I’m down in SubTropolis for Automotive Alley, the newest addition. In 2011, Ford announced a $1.1 billion expansion of its Claycomo assembly plant, which makes the F-150 truck (America’s bestselling vehicle) and the Transit van. SubTropolis borders Ford’s property, so what better location for Ford suppliers?
On the surface here, Ford maintains a 29-acre logistics facility where it stages 1,800 Transits, 80 percent of which get shipped by rail from here. But a lot of them go underground, where three companies, Adrian Steel, Knapheide and Ground Effects, have only recently begun “upfitting” them for customers like Comcast, Duke Energy, Western Pest Control, Geek Squad and Halliburton.
First stop: Canada-based Ground Effects, where plant manager April Adams shows me rows of F-150s that are having bed liners sprayed in (a $475 factory option). Across the way, Transits are getting cargo spray floors, Kicker subwoofers and remote starts. The whole spraying thing gets me concerned about ventilation down here, but President and CEO Ora Reynolds and VP Mike Bell assure me that the place is naturally air conditioned through 17 openings. “We have the EPA down here,” Bell says. “Do you think they’d allow us to have bad air quality?”
Reynolds explained that the constant temperature is great for the suppliers, because they don’t have to wait for the trucks to cool down or warm up before getting to work on them.
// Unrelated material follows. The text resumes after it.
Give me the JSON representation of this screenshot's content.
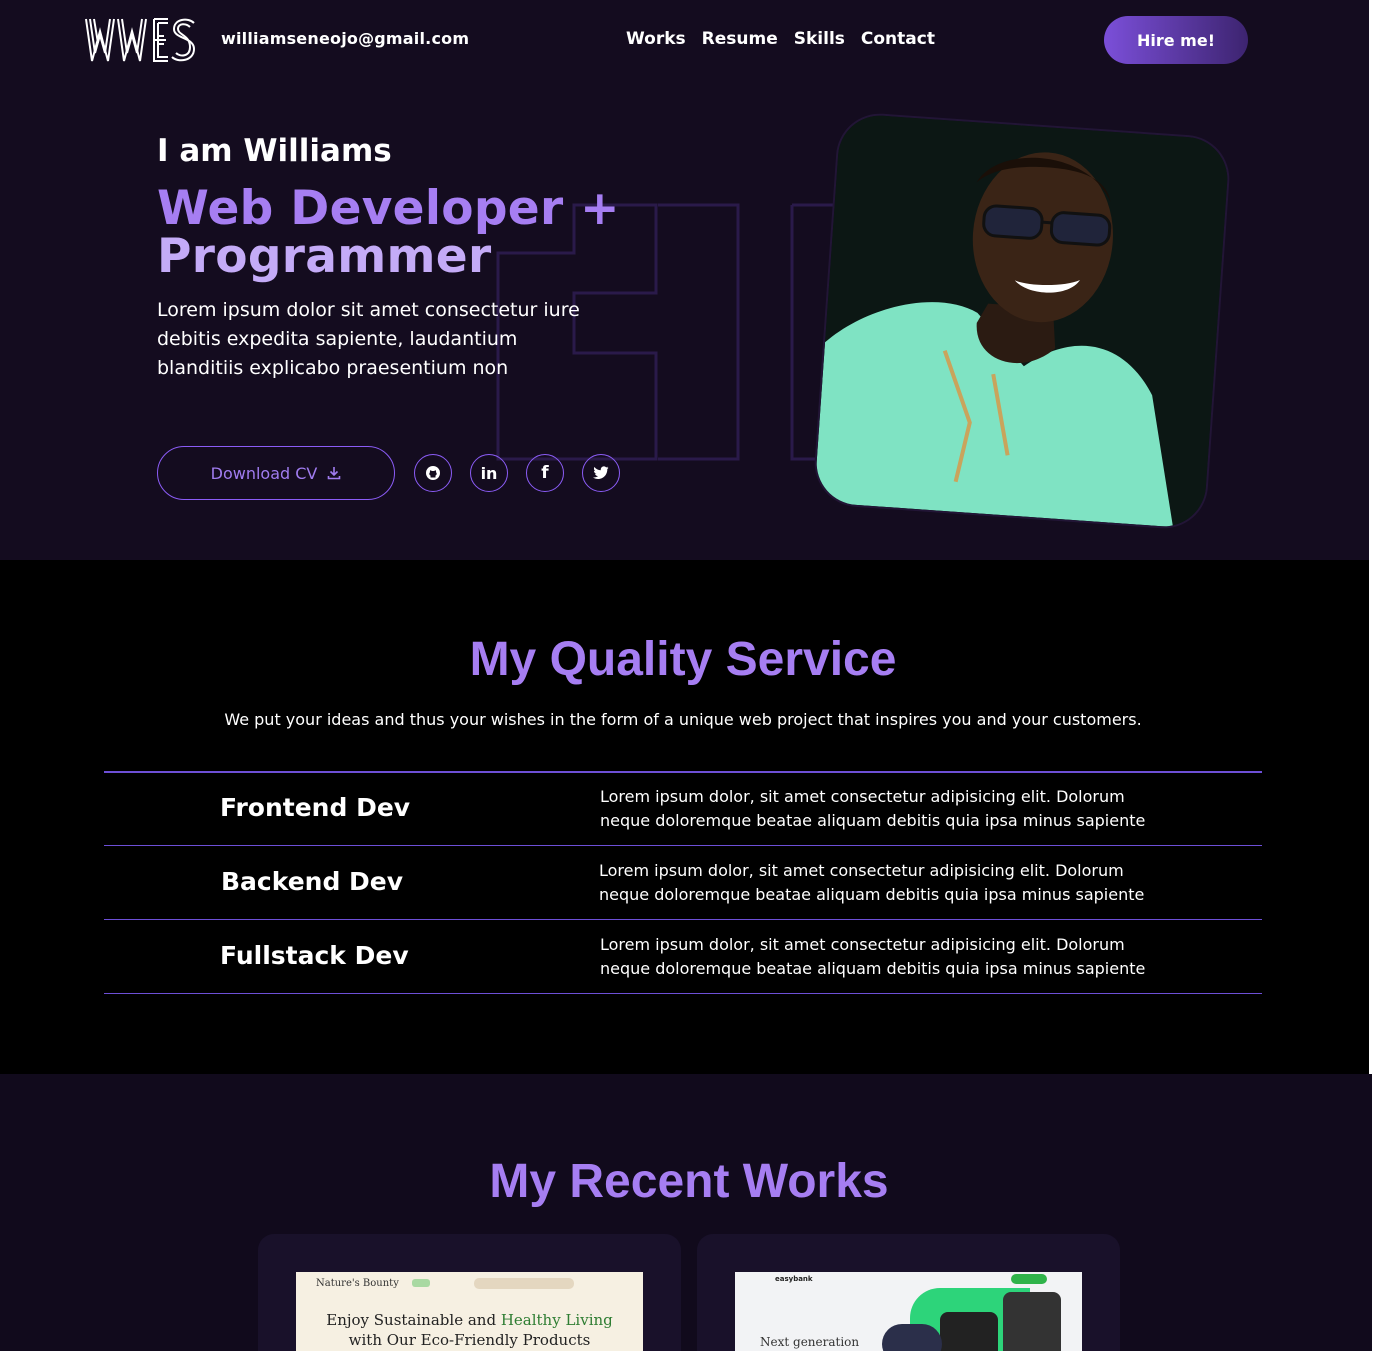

The auto industry is booming, maybe headed to a 17-million car-and-truck year, and that means multiple shifts for the auto suppliers in Automotive Alley. Ground Effects, which is processing 800 to 900 trucks a week, is hiring. “We’re planning to add some spray robots,” says Adams, who started as an office administrator here.
At Knapheide, workers in dreadlocks were taking a lunch break amid rows of half-finished trucks. If going to work 100 feet underground and upfitting vans between giant limestone pillars struck them as odd, they sure didn’t show it. This company has had a symbiotic relationship with Ford forever, and once made wood flooring for Model Ts.
Emerging from SubTropolis (and into a local town’s notorious speed trap, with a waiting police car and 10 mph speed limits) was somewhat disorienting. It was hot and sunny, a perfect Kansas City day. There was one more supplier to visit, this one on the surface right outside SubTropolis.
“We’ve really been getting into volume in the last couple of months,’ Mark Jackson of Adrian Steel told me. The “Adrian” is for Adrian, Michigan, where the parts the company installs are made. But it makes sense to do that work here, right in the shadow of Ford’s operations. A whole line is just for Best Buy’s Geek Squad trucks, which get racks and other tools to install big-screen TVs and in-home networks. Twenty-five Geek Squad Transits come through here a day, spending 20 minutes at each station. Adrian does conversions to natural gas and propane as well.
SubTropolis is huge already, but Reynolds and Bell showed me a plan with up to 8 million more square feet they could add. I had an idea: classic car storage! People would pay $200 a month easy to store their antiques in a climate-controlled garage. There you go, another million square feet put to use.
Here's some Automotive Alley video: